Activity: Read the data and repeat it in full, exactly.
START Task inputs
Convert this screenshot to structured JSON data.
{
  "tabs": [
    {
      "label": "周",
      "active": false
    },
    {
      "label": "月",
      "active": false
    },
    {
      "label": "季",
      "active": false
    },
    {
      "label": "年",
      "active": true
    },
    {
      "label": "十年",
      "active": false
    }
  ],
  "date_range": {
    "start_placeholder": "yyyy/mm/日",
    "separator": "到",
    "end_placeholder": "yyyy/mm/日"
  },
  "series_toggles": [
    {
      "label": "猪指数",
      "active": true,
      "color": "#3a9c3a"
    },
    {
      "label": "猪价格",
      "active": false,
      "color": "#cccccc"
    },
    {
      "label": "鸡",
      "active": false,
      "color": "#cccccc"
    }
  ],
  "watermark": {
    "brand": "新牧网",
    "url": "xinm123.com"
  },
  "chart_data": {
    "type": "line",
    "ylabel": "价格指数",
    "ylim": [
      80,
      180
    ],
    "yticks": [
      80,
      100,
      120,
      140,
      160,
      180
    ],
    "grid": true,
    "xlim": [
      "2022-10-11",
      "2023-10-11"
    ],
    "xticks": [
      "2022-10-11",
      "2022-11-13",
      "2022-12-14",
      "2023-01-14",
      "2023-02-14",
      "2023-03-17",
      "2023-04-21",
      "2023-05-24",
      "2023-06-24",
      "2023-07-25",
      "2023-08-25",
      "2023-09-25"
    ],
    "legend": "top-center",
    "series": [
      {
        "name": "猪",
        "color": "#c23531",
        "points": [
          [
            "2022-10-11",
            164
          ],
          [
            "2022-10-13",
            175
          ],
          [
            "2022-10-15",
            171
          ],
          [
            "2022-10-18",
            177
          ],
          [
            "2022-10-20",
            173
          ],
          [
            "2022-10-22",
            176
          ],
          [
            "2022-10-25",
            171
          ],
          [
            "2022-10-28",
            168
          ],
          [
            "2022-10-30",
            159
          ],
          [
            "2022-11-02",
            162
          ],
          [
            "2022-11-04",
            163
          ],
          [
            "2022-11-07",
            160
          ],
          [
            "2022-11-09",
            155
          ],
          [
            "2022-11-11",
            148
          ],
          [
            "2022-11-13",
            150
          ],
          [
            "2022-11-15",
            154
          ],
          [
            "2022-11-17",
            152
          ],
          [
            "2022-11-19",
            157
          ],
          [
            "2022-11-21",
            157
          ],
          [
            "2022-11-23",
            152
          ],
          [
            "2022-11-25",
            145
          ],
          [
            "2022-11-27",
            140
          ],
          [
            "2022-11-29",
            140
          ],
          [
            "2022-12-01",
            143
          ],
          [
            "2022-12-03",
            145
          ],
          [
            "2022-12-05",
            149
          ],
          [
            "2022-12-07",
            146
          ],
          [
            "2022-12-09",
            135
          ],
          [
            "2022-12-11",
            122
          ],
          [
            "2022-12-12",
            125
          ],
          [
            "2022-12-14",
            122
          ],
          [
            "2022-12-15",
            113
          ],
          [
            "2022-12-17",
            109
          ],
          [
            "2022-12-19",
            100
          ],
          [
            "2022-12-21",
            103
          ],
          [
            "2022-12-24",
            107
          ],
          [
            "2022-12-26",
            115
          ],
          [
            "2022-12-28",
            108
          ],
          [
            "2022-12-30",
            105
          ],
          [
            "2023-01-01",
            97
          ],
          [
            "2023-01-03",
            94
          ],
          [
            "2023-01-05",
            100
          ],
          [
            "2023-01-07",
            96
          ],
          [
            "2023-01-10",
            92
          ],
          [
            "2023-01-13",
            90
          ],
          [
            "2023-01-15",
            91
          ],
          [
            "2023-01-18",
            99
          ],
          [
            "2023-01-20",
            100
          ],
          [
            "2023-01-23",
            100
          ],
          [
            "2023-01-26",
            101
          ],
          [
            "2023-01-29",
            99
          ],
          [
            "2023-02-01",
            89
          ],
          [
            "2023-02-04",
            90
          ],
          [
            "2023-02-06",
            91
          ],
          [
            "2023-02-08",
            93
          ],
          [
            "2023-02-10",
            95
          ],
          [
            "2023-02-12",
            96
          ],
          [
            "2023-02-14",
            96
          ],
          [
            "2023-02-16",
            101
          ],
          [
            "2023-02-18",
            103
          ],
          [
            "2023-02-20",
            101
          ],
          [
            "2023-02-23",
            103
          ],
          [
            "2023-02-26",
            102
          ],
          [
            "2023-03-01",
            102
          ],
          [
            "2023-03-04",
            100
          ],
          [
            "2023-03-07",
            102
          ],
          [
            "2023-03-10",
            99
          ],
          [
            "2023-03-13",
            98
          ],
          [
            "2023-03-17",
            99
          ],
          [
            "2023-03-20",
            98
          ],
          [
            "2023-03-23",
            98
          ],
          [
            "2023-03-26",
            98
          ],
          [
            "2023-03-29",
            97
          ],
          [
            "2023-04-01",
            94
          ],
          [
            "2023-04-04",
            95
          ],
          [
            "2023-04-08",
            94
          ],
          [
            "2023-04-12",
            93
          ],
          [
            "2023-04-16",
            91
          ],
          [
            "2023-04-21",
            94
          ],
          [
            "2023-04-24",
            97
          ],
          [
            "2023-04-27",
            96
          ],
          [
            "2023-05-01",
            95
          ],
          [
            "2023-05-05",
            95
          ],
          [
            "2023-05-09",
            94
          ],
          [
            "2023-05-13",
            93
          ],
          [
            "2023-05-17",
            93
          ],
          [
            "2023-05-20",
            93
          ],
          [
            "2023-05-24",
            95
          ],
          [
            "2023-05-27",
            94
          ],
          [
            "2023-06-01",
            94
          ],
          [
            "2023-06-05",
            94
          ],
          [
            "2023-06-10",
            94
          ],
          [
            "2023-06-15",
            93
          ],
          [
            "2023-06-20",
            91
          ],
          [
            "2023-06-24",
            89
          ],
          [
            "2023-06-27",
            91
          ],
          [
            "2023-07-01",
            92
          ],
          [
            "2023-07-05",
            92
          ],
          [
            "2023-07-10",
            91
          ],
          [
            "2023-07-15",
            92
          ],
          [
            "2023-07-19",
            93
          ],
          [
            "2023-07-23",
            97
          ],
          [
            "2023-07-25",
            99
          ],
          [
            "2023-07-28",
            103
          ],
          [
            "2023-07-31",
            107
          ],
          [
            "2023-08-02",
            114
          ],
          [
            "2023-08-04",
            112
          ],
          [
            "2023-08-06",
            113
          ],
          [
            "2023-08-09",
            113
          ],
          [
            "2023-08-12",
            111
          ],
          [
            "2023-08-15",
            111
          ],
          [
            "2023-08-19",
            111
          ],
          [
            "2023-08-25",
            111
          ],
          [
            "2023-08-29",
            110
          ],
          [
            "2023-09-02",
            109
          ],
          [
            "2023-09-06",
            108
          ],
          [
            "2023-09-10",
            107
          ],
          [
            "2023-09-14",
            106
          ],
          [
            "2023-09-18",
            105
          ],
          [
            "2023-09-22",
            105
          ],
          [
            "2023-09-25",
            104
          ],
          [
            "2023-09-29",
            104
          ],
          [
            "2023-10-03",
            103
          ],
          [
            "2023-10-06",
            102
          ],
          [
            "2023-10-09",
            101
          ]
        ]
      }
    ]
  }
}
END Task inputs
Response area:
Convert this screenshot to structured JSON data.
{
  "tabs": [
    {
      "label": "周",
      "active": false
    },
    {
      "label": "月",
      "active": false
    },
    {
      "label": "季",
      "active": false
    },
    {
      "label": "年",
      "active": true
    },
    {
      "label": "十年",
      "active": false
    }
  ],
  "date_range": {
    "start_placeholder": "yyyy/mm/日",
    "separator": "到",
    "end_placeholder": "yyyy/mm/日"
  },
  "series_toggles": [
    {
      "label": "猪指数",
      "active": true,
      "color": "#3a9c3a"
    },
    {
      "label": "猪价格",
      "active": false,
      "color": "#cccccc"
    },
    {
      "label": "鸡",
      "active": false,
      "color": "#cccccc"
    }
  ],
  "watermark": {
    "brand": "新牧网",
    "url": "xinm123.com"
  },
  "chart_data": {
    "type": "line",
    "ylabel": "价格指数",
    "ylim": [
      80,
      180
    ],
    "yticks": [
      80,
      100,
      120,
      140,
      160,
      180
    ],
    "grid": true,
    "xlim": [
      "2022-10-11",
      "2023-10-11"
    ],
    "xticks": [
      "2022-10-11",
      "2022-11-13",
      "2022-12-14",
      "2023-01-14",
      "2023-02-14",
      "2023-03-17",
      "2023-04-21",
      "2023-05-24",
      "2023-06-24",
      "2023-07-25",
      "2023-08-25",
      "2023-09-25"
    ],
    "legend": "top-center",
    "series": [
      {
        "name": "猪",
        "color": "#c23531",
        "points": [
          [
            "2022-10-11",
            164
          ],
          [
            "2022-10-13",
            175
          ],
          [
            "2022-10-15",
            171
          ],
          [
            "2022-10-18",
            177
          ],
          [
            "2022-10-20",
            173
          ],
          [
            "2022-10-22",
            176
          ],
          [
            "2022-10-25",
            171
          ],
          [
            "2022-10-28",
            168
          ],
          [
            "2022-10-30",
            159
          ],
          [
            "2022-11-02",
            162
          ],
          [
            "2022-11-04",
            163
          ],
          [
            "2022-11-07",
            160
          ],
          [
            "2022-11-09",
            155
          ],
          [
            "2022-11-11",
            148
          ],
          [
            "2022-11-13",
            150
          ],
          [
            "2022-11-15",
            154
          ],
          [
            "2022-11-17",
            152
          ],
          [
            "2022-11-19",
            157
          ],
          [
            "2022-11-21",
            157
          ],
          [
            "2022-11-23",
            152
          ],
          [
            "2022-11-25",
            145
          ],
          [
            "2022-11-27",
            140
          ],
          [
            "2022-11-29",
            140
          ],
          [
            "2022-12-01",
            143
          ],
          [
            "2022-12-03",
            145
          ],
          [
            "2022-12-05",
            149
          ],
          [
            "2022-12-07",
            146
          ],
          [
            "2022-12-09",
            135
          ],
          [
            "2022-12-11",
            122
          ],
          [
            "2022-12-12",
            125
          ],
          [
            "2022-12-14",
            122
          ],
          [
            "2022-12-15",
            113
          ],
          [
            "2022-12-17",
            109
          ],
          [
            "2022-12-19",
            100
          ],
          [
            "2022-12-21",
            103
          ],
          [
            "2022-12-24",
            107
          ],
          [
            "2022-12-26",
            115
          ],
          [
            "2022-12-28",
            108
          ],
          [
            "2022-12-30",
            105
          ],
          [
            "2023-01-01",
            97
          ],
          [
            "2023-01-03",
            94
          ],
          [
            "2023-01-05",
            100
          ],
          [
            "2023-01-07",
            96
          ],
          [
            "2023-01-10",
            92
          ],
          [
            "2023-01-13",
            90
          ],
          [
            "2023-01-15",
            91
          ],
          [
            "2023-01-18",
            99
          ],
          [
            "2023-01-20",
            100
          ],
          [
            "2023-01-23",
            100
          ],
          [
            "2023-01-26",
            101
          ],
          [
            "2023-01-29",
            99
          ],
          [
            "2023-02-01",
            89
          ],
          [
            "2023-02-04",
            90
          ],
          [
            "2023-02-06",
            91
          ],
          [
            "2023-02-08",
            93
          ],
          [
            "2023-02-10",
            95
          ],
          [
            "2023-02-12",
            96
          ],
          [
            "2023-02-14",
            96
          ],
          [
            "2023-02-16",
            101
          ],
          [
            "2023-02-18",
            103
          ],
          [
            "2023-02-20",
            101
          ],
          [
            "2023-02-23",
            103
          ],
          [
            "2023-02-26",
            102
          ],
          [
            "2023-03-01",
            102
          ],
          [
            "2023-03-04",
            100
          ],
          [
            "2023-03-07",
            102
          ],
          [
            "2023-03-10",
            99
          ],
          [
            "2023-03-13",
            98
          ],
          [
            "2023-03-17",
            99
          ],
          [
            "2023-03-20",
            98
          ],
          [
            "2023-03-23",
            98
          ],
          [
            "2023-03-26",
            98
          ],
          [
            "2023-03-29",
            97
          ],
          [
            "2023-04-01",
            94
          ],
          [
            "2023-04-04",
            95
          ],
          [
            "2023-04-08",
            94
          ],
          [
            "2023-04-12",
            93
          ],
          [
            "2023-04-16",
            91
          ],
          [
            "2023-04-21",
            94
          ],
          [
            "2023-04-24",
            97
          ],
          [
            "2023-04-27",
            96
          ],
          [
            "2023-05-01",
            95
          ],
          [
            "2023-05-05",
            95
          ],
          [
            "2023-05-09",
            94
          ],
          [
            "2023-05-13",
            93
          ],
          [
            "2023-05-17",
            93
          ],
          [
            "2023-05-20",
            93
          ],
          [
            "2023-05-24",
            95
          ],
          [
            "2023-05-27",
            94
          ],
          [
            "2023-06-01",
            94
          ],
          [
            "2023-06-05",
            94
          ],
          [
            "2023-06-10",
            94
          ],
          [
            "2023-06-15",
            93
          ],
          [
            "2023-06-20",
            91
          ],
          [
            "2023-06-24",
            89
          ],
          [
            "2023-06-27",
            91
          ],
          [
            "2023-07-01",
            92
          ],
          [
            "2023-07-05",
            92
          ],
          [
            "2023-07-10",
            91
          ],
          [
            "2023-07-15",
            92
          ],
          [
            "2023-07-19",
            93
          ],
          [
            "2023-07-23",
            97
          ],
          [
            "2023-07-25",
            99
          ],
          [
            "2023-07-28",
            103
          ],
          [
            "2023-07-31",
            107
          ],
          [
            "2023-08-02",
            114
          ],
          [
            "2023-08-04",
            112
          ],
          [
            "2023-08-06",
            113
          ],
          [
            "2023-08-09",
            113
          ],
          [
            "2023-08-12",
            111
          ],
          [
            "2023-08-15",
            111
          ],
          [
            "2023-08-19",
            111
          ],
          [
            "2023-08-25",
            111
          ],
          [
            "2023-08-29",
            110
          ],
          [
            "2023-09-02",
            109
          ],
          [
            "2023-09-06",
            108
          ],
          [
            "2023-09-10",
            107
          ],
          [
            "2023-09-14",
            106
          ],
          [
            "2023-09-18",
            105
          ],
          [
            "2023-09-22",
            105
          ],
          [
            "2023-09-25",
            104
          ],
          [
            "2023-09-29",
            104
          ],
          [
            "2023-10-03",
            103
          ],
          [
            "2023-10-06",
            102
          ],
          [
            "2023-10-09",
            101
          ]
        ]
      }
    ]
  }
}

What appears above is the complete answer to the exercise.